CT: What is your opinion on China’s Belt and Road Initiative? How could Mexico participate in it?


JLB: We have been watching with great interest this very important initiative of President Xi Jinping, which has been well received worldwide. In Mexico, we believe that it can have global, regional, and national impacts on international cooperation. How can Mexico incorporate if it is not a geographically close country? With the global impact, new sources of product demand will emerge. There will be a new generation of exports, as well as new markets where Mexico and other Latin American countries can participate.


Through this great project and the increased demand of exports in new markets, we also have to recover what used to be another great sea route: the “Manila Galleon,” also called the “Nao of China,” which originally connected China with the Viceroyalty of New Spain (Mexico), through the Philippines.


And what is the role that Mexico could play in this great initiative? Because we already have connectivity, Mexico aims to become a global logistics center to connect Asia-Pacific with the Americas. We are improving the infrastructure to connect Mexico with the rest of the world in a more efficient way and to serve as a bridge between regions, given our recognized multiple belongings.


CT: The Pacific Alliance – to which Mexico belongs – has prioritized the Chinese market for its tourism goals. What measures do you hope to boost for the arrival of more and more Chinese tourists to Mexico?


JLB: The Pacific Alliance is a very innovative regional integration mechanism in matters of trade, accumulation of rules of origin, investment, education, transportation, and many other sectors, and certainly the four countries – Colombia, Chile, Peru, and Mexico – all have great strengths for tourist attraction. Mexico itself is a major tourist power. Recent global statistics indicate that Mexico is already the eighth largest tourist destination in the world.
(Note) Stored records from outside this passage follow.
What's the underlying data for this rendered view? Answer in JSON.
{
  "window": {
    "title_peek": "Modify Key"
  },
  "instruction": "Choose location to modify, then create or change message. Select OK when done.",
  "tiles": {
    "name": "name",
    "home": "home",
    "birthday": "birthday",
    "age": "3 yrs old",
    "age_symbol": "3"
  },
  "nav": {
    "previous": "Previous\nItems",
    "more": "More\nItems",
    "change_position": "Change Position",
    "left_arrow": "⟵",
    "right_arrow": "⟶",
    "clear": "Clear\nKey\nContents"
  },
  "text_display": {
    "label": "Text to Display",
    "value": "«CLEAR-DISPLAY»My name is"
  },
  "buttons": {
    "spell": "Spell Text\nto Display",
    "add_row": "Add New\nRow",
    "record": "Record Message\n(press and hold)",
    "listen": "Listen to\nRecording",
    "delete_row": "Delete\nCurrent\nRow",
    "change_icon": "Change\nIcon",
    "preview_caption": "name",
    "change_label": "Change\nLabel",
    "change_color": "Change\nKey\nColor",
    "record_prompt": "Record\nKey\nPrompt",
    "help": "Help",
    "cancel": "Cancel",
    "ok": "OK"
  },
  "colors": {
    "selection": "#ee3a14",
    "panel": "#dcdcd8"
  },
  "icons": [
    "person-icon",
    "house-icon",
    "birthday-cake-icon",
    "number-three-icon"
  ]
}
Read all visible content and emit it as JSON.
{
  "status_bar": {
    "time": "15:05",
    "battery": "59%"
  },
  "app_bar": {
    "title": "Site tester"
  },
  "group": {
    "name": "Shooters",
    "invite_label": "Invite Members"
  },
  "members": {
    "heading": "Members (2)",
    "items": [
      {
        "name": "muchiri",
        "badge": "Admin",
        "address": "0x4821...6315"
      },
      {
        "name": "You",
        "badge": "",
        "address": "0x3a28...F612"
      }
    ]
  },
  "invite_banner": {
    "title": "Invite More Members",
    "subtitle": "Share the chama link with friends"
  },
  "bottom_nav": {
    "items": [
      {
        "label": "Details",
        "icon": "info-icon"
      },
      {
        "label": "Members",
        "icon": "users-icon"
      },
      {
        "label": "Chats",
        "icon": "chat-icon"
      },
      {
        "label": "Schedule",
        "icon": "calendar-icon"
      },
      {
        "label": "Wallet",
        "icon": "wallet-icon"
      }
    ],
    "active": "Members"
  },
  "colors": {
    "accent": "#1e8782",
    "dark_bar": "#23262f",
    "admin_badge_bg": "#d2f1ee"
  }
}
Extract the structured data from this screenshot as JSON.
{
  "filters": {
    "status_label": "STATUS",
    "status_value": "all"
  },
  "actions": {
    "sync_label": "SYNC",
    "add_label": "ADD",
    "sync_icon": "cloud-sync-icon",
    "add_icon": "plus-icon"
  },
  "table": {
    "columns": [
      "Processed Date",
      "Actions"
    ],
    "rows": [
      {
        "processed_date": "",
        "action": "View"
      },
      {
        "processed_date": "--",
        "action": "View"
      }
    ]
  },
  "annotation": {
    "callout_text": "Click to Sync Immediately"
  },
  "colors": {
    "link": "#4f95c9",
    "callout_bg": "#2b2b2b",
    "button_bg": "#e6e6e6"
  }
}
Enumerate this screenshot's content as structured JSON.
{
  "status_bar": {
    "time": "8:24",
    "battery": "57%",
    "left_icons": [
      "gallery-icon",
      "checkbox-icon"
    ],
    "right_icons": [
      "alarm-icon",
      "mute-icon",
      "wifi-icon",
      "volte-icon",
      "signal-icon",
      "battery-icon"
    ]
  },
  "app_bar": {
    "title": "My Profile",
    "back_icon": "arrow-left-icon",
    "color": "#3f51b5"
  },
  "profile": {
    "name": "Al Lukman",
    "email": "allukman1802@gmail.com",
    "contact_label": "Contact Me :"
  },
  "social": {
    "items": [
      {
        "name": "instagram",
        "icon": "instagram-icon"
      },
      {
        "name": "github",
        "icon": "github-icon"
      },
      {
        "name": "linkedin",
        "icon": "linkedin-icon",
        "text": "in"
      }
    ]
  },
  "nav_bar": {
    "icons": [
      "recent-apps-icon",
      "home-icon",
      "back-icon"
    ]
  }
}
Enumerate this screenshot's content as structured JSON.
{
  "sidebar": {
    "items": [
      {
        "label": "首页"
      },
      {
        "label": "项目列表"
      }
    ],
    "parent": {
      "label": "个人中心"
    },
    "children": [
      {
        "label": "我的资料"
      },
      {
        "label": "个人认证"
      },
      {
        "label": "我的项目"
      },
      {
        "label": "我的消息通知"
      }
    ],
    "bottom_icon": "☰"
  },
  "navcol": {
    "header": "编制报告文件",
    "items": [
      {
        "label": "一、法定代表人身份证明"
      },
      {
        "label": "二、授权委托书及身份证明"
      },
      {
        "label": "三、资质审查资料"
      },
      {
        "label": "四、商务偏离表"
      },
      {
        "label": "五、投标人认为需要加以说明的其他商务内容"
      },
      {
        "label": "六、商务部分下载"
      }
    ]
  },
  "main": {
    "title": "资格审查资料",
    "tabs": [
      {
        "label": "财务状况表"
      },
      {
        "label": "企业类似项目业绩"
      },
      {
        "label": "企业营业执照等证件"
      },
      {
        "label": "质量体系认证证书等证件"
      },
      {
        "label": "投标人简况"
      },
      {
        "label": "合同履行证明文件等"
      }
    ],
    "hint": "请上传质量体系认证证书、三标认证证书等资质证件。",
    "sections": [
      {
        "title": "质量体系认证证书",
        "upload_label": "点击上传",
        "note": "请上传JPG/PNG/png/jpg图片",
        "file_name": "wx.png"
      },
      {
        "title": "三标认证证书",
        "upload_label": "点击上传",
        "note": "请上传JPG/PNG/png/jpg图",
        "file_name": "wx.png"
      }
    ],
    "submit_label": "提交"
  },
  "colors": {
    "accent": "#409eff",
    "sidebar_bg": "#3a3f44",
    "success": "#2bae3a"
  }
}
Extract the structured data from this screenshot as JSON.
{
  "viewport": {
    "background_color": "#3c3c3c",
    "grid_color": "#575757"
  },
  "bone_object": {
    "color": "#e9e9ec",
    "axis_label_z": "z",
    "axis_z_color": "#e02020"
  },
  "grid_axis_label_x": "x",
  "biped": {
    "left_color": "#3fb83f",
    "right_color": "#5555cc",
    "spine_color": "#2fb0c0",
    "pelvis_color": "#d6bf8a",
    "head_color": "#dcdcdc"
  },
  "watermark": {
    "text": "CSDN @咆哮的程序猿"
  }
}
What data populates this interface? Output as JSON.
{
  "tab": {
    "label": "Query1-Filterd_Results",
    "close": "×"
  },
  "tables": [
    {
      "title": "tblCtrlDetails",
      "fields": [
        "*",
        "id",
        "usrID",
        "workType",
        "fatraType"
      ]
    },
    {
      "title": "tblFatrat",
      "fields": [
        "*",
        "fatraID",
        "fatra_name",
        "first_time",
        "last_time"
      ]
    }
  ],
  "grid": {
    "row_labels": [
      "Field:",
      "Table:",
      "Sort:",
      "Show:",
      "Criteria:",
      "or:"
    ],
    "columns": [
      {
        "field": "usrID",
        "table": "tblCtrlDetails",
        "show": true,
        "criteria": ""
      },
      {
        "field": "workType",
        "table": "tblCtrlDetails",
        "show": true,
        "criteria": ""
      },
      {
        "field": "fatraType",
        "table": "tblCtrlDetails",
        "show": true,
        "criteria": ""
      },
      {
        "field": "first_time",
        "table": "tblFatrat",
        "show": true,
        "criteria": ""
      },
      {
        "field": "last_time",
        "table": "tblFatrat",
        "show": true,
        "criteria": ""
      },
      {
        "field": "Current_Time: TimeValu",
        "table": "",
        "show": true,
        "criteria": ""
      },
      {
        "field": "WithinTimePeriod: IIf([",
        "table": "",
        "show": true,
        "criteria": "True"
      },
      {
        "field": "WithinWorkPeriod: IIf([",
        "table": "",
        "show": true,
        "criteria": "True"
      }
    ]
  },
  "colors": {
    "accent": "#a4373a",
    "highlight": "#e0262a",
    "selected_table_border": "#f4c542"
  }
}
The Asia-Pacific region – and China in particular – is a priority objective. Last year we received about 120,000 visitors from China. It is a good number, but also very little in relation to the total number of Chinese citizens who traveled to other countries. What are we doing to boost this? Improve interconnectivity. The only Latin American country that has a direct flight to China is Mexico, with AeroMexico. We are also opening the Mexican market for the presence of Chinese airlines. For example, a flight from Guangzhou to Mexico City began operating last April. We expect a second flight to arrive in Mexico City in the next few months. We are improving our airline alliances with other international companies, so that connectivity is improved.


We continue to improve infrastructure and services in Mexico, and more and more Mexicans are studying the Chinese language to receive Chinese visitors in their own language. At the international level, particularly in China, we are carrying out intense campaigns to promote Mexico’s tourist destinations and its many attractions.


Mexico waits for your arrival!